A Service Design Package (SDP) is a document that defines all aspects of an IT service. It's used in the service design stage of the service lifecycle to ensure that the service is delivered in line with the agreed business requirements. It acts as a reference throughout the service lifecycle and ensures that all parties have a clear and consistent understanding of the service.

A Service Design Package is a collection of documents composed to provide context around a Service (for more on what a Service is, read this). The SDP is the major output of the Service Design phase, essentially providing the who, what, where, when, and why of a new or changed IT Service.[1]

Here are the key elements of the Service Design Package:
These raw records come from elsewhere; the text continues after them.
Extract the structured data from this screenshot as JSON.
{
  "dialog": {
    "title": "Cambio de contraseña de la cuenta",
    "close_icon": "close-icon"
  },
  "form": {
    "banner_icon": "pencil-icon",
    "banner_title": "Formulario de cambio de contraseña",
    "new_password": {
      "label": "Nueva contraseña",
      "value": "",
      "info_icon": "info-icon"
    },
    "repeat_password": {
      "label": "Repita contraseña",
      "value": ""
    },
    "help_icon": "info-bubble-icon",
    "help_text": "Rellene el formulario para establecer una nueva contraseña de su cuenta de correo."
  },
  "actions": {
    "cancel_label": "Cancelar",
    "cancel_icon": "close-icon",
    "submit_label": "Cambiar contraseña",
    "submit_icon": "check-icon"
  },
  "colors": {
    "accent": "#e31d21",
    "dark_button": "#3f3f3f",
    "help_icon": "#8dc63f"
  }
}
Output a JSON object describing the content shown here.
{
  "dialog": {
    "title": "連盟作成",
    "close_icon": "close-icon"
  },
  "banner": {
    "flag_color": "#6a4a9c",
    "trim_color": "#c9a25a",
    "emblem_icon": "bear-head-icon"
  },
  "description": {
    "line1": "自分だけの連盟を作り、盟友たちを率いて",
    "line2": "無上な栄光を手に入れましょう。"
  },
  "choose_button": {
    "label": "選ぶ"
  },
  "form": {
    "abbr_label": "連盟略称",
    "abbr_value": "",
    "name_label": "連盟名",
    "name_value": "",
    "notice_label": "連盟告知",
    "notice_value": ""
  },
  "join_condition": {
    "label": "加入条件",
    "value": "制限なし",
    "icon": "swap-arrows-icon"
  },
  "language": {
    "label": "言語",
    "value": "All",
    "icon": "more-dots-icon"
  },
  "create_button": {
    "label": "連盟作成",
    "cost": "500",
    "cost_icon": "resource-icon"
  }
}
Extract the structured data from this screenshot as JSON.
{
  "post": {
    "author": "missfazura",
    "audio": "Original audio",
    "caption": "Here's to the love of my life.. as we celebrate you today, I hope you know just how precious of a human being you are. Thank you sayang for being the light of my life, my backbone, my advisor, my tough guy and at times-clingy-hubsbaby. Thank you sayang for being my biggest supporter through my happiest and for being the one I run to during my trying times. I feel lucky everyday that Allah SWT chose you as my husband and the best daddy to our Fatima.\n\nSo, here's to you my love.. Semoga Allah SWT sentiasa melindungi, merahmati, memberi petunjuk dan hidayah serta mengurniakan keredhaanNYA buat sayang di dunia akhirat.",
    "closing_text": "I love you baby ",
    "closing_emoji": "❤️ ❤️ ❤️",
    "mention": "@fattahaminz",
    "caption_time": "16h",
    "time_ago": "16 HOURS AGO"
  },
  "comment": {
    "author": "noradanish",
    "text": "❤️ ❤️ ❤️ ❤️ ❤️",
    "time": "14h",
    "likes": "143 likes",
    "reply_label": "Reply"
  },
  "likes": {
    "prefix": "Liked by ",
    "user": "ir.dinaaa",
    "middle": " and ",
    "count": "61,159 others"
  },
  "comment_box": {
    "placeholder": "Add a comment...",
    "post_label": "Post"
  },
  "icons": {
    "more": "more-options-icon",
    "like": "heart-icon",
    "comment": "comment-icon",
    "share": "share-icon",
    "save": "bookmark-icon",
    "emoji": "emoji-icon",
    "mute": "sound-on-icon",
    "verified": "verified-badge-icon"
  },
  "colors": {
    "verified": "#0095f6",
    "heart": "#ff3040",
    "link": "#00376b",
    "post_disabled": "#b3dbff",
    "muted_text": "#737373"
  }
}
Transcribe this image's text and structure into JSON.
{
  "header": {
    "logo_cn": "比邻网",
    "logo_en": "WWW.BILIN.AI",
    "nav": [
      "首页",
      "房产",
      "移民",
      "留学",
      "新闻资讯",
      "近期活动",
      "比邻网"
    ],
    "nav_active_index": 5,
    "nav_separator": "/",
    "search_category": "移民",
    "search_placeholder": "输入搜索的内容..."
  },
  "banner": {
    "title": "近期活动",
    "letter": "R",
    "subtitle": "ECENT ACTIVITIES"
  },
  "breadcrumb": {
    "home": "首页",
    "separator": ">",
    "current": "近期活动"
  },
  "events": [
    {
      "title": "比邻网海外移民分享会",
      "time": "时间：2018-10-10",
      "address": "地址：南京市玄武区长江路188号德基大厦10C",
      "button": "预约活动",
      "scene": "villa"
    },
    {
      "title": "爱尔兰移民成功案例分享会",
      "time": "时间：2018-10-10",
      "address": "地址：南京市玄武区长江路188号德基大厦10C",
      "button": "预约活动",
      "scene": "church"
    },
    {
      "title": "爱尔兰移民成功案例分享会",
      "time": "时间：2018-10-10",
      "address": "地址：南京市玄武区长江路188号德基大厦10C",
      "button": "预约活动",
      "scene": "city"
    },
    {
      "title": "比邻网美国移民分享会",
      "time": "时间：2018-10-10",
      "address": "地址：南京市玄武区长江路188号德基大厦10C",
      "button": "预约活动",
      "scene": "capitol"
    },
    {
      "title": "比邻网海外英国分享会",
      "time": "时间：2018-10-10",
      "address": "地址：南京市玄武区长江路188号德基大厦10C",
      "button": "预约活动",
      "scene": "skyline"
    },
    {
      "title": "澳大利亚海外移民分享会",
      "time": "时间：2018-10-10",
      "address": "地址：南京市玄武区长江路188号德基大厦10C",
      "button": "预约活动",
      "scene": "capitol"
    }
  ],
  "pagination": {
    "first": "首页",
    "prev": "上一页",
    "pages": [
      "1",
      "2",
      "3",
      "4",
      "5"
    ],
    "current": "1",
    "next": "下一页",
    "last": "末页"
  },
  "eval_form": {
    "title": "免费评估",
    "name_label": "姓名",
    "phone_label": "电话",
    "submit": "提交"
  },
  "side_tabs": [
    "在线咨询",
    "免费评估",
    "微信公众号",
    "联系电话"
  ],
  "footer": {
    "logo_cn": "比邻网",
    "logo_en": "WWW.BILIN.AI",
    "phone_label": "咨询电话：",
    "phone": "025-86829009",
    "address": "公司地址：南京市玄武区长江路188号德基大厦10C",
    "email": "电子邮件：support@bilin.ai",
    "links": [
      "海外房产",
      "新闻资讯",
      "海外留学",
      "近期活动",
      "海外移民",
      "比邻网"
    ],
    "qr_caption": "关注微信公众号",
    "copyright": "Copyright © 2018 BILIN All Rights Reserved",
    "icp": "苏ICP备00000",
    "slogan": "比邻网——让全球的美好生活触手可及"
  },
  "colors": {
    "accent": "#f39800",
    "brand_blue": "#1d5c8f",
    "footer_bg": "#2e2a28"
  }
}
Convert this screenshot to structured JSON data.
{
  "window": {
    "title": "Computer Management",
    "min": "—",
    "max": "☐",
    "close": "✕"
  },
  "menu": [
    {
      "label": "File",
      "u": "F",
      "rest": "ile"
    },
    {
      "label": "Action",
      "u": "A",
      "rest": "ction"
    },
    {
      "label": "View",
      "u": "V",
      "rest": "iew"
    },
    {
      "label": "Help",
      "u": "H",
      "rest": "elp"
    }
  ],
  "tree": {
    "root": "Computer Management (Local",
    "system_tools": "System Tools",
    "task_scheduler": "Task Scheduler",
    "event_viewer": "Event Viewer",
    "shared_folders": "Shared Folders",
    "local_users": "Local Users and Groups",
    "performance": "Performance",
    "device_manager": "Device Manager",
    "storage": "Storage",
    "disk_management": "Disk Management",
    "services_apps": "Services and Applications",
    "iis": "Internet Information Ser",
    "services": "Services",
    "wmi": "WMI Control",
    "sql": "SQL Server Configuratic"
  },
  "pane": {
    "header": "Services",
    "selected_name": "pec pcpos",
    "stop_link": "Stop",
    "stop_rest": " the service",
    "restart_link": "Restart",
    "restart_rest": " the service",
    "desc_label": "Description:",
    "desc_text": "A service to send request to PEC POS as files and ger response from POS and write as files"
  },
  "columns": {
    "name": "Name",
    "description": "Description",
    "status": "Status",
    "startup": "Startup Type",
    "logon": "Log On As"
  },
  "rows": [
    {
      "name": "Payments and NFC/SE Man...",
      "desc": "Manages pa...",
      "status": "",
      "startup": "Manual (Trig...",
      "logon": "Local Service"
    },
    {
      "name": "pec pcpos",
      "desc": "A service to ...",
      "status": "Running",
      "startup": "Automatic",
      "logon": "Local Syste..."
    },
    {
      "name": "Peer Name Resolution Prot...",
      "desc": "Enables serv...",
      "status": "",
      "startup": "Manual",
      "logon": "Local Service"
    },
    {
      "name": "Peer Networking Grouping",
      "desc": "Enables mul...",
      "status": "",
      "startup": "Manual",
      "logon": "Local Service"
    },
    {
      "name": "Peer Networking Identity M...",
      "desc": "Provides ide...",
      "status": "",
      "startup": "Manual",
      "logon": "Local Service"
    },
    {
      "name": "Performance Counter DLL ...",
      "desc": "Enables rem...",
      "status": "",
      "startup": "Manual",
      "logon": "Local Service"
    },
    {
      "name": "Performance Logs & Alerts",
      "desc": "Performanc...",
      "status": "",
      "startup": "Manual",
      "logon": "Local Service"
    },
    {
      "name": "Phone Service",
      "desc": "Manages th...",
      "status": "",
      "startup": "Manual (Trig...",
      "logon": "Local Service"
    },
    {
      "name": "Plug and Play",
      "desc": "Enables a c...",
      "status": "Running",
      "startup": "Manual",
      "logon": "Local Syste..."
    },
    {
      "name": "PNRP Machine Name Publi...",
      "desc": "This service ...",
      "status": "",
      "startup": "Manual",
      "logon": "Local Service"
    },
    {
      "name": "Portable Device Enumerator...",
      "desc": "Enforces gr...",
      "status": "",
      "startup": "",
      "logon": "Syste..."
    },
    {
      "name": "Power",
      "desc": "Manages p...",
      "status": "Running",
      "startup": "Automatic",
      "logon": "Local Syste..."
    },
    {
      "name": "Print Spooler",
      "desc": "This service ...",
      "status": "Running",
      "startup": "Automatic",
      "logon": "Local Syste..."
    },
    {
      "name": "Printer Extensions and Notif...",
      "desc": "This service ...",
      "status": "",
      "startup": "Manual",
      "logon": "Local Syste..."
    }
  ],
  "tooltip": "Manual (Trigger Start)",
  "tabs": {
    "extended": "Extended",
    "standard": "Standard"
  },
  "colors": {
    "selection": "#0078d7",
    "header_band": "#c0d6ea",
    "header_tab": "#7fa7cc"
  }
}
  • Service Overview: This includes a high-level description of the service, the business needs it addresses, its target audience, and its intended outcomes.
  • Service Requirements: These are the detailed descriptions of the functionality and features the service must provide to meet business objectives.
  • Service Lifecycle Plan: This plan outlines how the service will be managed throughout its lifecycle, including stages like design, transition, operation, and eventual retirement.
  • Service Transition Plan: It includes details about how the service will be transitioned from design to operation, including any necessary training for staff.
  • Service Operation Plan: This provides a guide on how the service will be delivered and managed in the operational stage. It also details the processes and procedures that should be followed.
  • Service Improvement Plan: A plan that sets out how the service will be evaluated and improved over time.

The importance of the Service Design Package lies in the fact that it is used to ensure that a service is designed effectively to meet business and user requirements, and it is used as a reference point throughout the service lifecycle. It helps in reducing miscommunication between the service provider and customers.

However, creating an SDP can be time-consuming and require substantial resources. Plus, it may need frequent updates as business requirements and environments change.

Examples of SDPs could include designing a new cloud storage service for an organization. The SDP would detail the service's functionality, its transition and operational plans, and the strategies for its continual improvement.

See Also

  • ITIL Service Design: Service design is the process of designing and developing IT services that meet the needs and requirements of customers and align with the business objectives. The SDP is a key component of the service design stage in the ITIL framework.
  • ITIL: ITIL (Information Technology Infrastructure Library) is a widely adopted framework for IT service management. The SDP is a part of the ITIL framework and is used to document and communicate the design specifications of IT services.
  • Service Transition: Service transition is a stage in the ITIL framework that focuses on moving new or changed services into operation. The SDP plays a crucial role in service transition as it provides the necessary information and specifications for a smooth transition of the service.
  • Service Level Agreement (SLA): A service level agreement is a documented agreement between a service provider and a customer that outlines the expected level of service quality. The SDP may contain information related to SLAs, including performance targets, metrics, and reporting requirements.
  • Service Catalog: A service catalog is a comprehensive list of all the services offered by an organization. The SDP helps in defining and documenting the services that are included in the service catalog, providing detailed information about each service's design and specifications.